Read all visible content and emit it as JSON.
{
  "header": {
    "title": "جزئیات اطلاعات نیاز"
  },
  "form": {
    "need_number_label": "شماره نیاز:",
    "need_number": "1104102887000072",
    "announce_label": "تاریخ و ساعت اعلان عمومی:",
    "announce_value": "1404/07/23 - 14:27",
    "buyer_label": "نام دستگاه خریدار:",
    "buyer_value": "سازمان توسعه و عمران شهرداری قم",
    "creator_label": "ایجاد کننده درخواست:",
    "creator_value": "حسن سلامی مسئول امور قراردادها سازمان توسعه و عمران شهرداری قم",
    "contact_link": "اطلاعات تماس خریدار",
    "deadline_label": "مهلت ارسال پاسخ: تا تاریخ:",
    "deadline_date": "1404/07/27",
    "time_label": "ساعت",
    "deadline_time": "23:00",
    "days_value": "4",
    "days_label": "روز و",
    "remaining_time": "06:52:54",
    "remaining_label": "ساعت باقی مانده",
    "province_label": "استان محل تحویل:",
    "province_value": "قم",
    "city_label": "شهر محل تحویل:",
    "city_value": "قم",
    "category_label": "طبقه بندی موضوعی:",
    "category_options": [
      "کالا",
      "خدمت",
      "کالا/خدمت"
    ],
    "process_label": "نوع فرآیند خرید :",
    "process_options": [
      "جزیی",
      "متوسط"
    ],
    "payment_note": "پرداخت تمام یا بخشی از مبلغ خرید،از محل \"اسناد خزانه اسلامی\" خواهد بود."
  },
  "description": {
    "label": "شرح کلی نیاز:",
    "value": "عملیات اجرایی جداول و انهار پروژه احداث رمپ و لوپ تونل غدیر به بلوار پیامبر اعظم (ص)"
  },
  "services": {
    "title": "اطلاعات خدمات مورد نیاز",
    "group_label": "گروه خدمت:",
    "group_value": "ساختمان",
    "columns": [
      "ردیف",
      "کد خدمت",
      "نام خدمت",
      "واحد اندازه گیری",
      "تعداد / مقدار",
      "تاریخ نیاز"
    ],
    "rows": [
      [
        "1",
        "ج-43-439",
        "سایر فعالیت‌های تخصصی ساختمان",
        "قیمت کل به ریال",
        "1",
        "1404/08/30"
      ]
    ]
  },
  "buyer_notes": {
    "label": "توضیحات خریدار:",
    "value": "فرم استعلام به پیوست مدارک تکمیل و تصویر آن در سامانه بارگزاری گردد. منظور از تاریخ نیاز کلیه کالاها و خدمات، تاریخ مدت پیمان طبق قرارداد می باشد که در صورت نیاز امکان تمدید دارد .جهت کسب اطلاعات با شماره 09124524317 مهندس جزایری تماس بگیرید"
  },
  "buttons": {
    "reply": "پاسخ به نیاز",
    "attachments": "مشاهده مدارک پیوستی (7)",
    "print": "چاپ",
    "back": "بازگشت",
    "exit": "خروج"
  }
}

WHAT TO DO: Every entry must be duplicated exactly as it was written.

RESPONSE AREA:
Read all visible content and emit it as JSON.
{
  "header": {
    "title": "جزئیات اطلاعات نیاز"
  },
  "form": {
    "need_number_label": "شماره نیاز:",
    "need_number": "1104102887000072",
    "announce_label": "تاریخ و ساعت اعلان عمومی:",
    "announce_value": "1404/07/23 - 14:27",
    "buyer_label": "نام دستگاه خریدار:",
    "buyer_value": "سازمان توسعه و عمران شهرداری قم",
    "creator_label": "ایجاد کننده درخواست:",
    "creator_value": "حسن سلامی مسئول امور قراردادها سازمان توسعه و عمران شهرداری قم",
    "contact_link": "اطلاعات تماس خریدار",
    "deadline_label": "مهلت ارسال پاسخ: تا تاریخ:",
    "deadline_date": "1404/07/27",
    "time_label": "ساعت",
    "deadline_time": "23:00",
    "days_value": "4",
    "days_label": "روز و",
    "remaining_time": "06:52:54",
    "remaining_label": "ساعت باقی مانده",
    "province_label": "استان محل تحویل:",
    "province_value": "قم",
    "city_label": "شهر محل تحویل:",
    "city_value": "قم",
    "category_label": "طبقه بندی موضوعی:",
    "category_options": [
      "کالا",
      "خدمت",
      "کالا/خدمت"
    ],
    "process_label": "نوع فرآیند خرید :",
    "process_options": [
      "جزیی",
      "متوسط"
    ],
    "payment_note": "پرداخت تمام یا بخشی از مبلغ خرید،از محل \"اسناد خزانه اسلامی\" خواهد بود."
  },
  "description": {
    "label": "شرح کلی نیاز:",
    "value": "عملیات اجرایی جداول و انهار پروژه احداث رمپ و لوپ تونل غدیر به بلوار پیامبر اعظم (ص)"
  },
  "services": {
    "title": "اطلاعات خدمات مورد نیاز",
    "group_label": "گروه خدمت:",
    "group_value": "ساختمان",
    "columns": [
      "ردیف",
      "کد خدمت",
      "نام خدمت",
      "واحد اندازه گیری",
      "تعداد / مقدار",
      "تاریخ نیاز"
    ],
    "rows": [
      [
        "1",
        "ج-43-439",
        "سایر فعالیت‌های تخصصی ساختمان",
        "قیمت کل به ریال",
        "1",
        "1404/08/30"
      ]
    ]
  },
  "buyer_notes": {
    "label": "توضیحات خریدار:",
    "value": "فرم استعلام به پیوست مدارک تکمیل و تصویر آن در سامانه بارگزاری گردد. منظور از تاریخ نیاز کلیه کالاها و خدمات، تاریخ مدت پیمان طبق قرارداد می باشد که در صورت نیاز امکان تمدید دارد .جهت کسب اطلاعات با شماره 09124524317 مهندس جزایری تماس بگیرید"
  },
  "buttons": {
    "reply": "پاسخ به نیاز",
    "attachments": "مشاهده مدارک پیوستی (7)",
    "print": "چاپ",
    "back": "بازگشت",
    "exit": "خروج"
  }
}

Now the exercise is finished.